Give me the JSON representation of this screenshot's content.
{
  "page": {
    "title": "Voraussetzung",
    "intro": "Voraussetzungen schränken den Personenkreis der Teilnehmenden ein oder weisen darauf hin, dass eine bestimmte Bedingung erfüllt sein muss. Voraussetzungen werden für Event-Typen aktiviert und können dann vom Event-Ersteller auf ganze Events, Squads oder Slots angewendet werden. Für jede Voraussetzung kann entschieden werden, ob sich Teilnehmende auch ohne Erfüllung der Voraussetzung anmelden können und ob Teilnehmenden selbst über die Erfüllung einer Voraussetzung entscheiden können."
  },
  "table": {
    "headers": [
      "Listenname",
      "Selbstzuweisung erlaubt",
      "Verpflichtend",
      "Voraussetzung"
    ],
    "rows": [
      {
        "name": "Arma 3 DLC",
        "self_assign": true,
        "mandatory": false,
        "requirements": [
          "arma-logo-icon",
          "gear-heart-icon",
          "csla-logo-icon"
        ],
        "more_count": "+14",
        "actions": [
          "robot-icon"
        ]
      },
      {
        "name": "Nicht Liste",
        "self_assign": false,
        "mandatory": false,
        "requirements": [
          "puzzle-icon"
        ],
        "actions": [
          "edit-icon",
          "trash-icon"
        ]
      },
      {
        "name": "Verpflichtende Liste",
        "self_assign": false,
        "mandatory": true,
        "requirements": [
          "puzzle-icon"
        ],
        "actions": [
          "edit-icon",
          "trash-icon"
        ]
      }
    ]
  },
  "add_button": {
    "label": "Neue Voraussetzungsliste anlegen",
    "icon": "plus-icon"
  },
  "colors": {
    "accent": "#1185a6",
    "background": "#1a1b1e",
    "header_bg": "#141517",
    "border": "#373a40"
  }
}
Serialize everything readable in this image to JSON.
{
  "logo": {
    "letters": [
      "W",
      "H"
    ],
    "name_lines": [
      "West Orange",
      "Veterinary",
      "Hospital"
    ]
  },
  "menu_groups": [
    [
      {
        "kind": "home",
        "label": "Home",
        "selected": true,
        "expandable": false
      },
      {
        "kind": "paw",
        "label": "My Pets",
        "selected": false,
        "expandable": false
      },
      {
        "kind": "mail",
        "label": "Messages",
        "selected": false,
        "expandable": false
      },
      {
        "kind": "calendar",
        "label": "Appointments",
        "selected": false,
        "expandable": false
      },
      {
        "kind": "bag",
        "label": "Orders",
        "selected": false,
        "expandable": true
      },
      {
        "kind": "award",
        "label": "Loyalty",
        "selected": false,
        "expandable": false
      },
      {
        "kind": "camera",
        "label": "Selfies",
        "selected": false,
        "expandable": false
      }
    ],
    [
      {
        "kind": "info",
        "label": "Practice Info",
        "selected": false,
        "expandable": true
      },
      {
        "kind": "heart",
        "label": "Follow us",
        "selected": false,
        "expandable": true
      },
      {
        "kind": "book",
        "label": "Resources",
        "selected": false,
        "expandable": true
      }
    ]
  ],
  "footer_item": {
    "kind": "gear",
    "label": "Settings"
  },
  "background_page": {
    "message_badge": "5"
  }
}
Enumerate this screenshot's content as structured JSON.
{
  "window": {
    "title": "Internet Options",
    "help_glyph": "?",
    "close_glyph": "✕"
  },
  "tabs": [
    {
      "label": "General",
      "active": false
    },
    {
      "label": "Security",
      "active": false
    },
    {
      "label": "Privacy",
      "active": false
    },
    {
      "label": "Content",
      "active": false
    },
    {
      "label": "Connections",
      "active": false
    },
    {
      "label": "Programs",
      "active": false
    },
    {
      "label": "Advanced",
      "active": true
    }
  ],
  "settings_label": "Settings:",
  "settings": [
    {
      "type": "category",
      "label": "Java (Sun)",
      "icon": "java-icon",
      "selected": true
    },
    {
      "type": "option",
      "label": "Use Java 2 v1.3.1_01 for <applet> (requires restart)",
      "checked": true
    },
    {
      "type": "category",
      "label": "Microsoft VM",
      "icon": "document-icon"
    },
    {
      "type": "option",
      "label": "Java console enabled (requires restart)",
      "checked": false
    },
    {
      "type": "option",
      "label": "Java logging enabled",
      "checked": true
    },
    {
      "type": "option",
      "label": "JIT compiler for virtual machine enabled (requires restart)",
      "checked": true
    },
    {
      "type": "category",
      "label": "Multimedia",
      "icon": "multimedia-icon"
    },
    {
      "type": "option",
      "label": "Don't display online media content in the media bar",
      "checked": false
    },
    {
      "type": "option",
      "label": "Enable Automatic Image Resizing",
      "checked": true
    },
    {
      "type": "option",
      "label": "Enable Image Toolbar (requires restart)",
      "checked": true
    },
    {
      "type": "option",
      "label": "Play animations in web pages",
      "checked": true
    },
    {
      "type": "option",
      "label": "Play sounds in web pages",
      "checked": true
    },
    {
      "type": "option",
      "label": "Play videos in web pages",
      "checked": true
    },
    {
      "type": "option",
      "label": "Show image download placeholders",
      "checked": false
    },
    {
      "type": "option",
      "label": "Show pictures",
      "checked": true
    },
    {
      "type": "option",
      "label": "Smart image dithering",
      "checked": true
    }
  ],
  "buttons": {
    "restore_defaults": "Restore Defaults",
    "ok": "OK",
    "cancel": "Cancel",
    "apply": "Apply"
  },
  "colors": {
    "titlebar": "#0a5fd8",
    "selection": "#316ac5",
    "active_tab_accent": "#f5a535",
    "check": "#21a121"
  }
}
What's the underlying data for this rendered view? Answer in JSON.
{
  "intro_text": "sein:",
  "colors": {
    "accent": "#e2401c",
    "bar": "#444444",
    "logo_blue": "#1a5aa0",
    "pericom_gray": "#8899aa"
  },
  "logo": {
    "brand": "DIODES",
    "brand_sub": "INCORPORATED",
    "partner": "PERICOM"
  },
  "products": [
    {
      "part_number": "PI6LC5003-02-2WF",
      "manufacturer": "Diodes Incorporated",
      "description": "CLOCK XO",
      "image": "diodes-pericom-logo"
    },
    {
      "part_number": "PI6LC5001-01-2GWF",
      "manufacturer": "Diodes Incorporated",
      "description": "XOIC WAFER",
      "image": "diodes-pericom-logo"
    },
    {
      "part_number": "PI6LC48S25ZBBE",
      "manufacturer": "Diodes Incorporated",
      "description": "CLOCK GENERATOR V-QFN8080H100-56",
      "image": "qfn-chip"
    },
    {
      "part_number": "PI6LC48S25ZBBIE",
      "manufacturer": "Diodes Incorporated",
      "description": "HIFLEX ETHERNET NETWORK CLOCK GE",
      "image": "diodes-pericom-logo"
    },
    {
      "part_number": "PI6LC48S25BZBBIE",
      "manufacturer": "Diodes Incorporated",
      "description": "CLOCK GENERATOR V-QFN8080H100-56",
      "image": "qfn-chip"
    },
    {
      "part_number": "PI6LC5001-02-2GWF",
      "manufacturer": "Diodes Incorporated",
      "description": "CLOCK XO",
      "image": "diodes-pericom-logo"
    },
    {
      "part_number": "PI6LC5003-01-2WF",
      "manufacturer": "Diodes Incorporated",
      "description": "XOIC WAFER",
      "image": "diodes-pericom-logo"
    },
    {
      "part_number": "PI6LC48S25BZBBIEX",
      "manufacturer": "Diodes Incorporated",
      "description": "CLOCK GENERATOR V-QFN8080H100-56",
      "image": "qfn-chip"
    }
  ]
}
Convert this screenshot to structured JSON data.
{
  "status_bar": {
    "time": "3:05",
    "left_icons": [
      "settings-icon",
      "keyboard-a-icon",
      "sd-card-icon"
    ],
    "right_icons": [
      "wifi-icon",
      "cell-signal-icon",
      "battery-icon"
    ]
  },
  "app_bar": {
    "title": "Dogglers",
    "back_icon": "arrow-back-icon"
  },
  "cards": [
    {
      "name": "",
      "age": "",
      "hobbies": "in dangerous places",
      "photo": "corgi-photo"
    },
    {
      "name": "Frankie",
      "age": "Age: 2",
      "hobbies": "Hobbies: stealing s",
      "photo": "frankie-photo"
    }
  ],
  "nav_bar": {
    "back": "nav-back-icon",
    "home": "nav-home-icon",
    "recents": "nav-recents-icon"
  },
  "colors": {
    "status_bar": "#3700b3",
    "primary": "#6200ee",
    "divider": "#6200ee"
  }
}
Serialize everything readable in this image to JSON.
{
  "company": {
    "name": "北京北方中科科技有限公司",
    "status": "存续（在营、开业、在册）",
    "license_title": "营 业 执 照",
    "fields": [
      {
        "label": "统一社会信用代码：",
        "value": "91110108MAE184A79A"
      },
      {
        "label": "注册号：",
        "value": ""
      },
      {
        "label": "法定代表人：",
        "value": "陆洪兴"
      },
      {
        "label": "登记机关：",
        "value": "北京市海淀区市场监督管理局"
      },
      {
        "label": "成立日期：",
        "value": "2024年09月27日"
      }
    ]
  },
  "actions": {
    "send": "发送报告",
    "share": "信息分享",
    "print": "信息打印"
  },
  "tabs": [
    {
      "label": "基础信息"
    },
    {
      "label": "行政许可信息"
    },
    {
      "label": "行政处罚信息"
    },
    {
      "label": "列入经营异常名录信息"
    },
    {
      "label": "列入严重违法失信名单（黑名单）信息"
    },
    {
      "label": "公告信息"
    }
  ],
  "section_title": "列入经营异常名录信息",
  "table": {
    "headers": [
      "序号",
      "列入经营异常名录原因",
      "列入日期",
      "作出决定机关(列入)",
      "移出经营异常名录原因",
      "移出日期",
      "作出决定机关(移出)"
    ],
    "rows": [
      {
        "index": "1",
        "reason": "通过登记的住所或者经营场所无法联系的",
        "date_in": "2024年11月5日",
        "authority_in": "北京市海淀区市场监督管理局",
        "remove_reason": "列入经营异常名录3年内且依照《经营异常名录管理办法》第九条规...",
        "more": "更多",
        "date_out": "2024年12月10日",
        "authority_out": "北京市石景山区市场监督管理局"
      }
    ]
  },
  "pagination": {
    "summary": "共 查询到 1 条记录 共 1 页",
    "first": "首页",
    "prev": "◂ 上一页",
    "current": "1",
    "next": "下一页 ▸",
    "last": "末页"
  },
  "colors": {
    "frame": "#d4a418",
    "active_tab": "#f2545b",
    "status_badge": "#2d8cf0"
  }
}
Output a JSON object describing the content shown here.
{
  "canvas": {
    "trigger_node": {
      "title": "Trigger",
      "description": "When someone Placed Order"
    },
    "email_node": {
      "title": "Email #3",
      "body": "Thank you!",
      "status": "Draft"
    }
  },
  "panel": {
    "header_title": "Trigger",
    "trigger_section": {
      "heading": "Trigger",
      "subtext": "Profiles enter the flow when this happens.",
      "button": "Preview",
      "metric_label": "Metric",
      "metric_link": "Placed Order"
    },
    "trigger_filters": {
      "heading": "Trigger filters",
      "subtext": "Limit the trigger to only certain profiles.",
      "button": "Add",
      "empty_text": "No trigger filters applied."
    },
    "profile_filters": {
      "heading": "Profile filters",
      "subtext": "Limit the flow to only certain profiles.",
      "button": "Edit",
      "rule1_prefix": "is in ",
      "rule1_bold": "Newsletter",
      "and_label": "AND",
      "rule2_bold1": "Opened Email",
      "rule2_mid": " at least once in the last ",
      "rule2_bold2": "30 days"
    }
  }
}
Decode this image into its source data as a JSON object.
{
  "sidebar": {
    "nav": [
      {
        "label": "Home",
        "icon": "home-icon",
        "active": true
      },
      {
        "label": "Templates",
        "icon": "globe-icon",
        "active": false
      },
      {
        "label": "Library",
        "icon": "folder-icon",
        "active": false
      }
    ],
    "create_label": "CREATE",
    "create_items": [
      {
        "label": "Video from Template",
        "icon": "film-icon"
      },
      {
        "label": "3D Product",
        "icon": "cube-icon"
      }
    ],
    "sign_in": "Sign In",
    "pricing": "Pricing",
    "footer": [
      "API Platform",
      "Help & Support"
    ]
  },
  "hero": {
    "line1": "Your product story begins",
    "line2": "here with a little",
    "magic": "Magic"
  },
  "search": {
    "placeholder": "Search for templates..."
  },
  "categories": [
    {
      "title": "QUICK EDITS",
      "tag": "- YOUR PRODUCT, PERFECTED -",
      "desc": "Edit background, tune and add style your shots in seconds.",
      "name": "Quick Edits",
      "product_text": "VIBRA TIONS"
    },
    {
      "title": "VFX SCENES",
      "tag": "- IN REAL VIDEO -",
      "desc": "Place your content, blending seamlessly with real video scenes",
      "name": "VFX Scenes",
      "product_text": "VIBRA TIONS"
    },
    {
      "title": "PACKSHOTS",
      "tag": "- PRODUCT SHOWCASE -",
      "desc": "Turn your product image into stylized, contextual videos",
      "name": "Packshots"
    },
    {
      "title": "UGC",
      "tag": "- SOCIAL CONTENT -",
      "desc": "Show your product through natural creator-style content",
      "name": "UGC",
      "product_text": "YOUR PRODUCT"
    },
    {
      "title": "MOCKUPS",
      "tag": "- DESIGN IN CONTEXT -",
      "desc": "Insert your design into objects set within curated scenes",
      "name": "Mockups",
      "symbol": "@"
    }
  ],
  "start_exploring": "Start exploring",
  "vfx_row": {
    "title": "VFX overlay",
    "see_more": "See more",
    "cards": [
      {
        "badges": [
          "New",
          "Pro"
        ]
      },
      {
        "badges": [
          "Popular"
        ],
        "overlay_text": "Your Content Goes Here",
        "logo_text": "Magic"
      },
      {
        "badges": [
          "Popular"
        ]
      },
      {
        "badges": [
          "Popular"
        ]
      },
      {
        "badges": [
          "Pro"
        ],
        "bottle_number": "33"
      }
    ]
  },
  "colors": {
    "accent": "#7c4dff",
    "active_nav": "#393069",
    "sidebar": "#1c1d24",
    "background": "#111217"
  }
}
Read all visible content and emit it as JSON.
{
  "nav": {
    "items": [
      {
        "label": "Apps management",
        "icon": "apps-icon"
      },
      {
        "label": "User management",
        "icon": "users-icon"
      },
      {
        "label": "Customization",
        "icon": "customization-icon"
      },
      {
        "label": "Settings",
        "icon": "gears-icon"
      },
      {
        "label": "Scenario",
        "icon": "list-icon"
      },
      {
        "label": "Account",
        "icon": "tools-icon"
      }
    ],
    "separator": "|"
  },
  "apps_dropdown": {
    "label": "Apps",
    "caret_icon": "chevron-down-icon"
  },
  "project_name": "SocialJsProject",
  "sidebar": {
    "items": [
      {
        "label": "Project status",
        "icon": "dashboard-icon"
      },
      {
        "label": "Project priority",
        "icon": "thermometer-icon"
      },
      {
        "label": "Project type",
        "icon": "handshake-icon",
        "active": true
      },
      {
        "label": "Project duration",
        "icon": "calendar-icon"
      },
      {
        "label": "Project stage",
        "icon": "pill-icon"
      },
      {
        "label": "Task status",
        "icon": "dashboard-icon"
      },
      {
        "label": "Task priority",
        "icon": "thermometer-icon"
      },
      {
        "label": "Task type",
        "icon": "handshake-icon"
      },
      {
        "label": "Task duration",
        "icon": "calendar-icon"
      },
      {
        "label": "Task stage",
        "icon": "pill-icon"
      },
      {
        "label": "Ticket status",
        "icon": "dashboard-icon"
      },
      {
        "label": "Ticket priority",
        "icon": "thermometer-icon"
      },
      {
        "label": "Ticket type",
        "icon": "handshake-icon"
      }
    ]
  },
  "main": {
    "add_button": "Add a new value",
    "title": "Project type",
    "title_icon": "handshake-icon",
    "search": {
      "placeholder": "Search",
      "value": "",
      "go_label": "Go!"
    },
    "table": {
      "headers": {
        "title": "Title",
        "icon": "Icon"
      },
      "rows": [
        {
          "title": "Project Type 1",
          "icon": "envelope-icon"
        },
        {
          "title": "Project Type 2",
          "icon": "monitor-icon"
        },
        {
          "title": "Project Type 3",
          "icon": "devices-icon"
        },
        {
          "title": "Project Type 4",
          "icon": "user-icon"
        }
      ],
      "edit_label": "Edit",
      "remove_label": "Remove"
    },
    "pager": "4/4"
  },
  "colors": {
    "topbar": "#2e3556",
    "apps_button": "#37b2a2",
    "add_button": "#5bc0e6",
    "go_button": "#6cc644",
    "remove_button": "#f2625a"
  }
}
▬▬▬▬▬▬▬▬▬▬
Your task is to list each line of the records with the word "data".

What's the underlying data for this rendered view? Answer in JSON.
Convert this screenshot to structured JSON data.
Decode this image into its source data as a JSON object.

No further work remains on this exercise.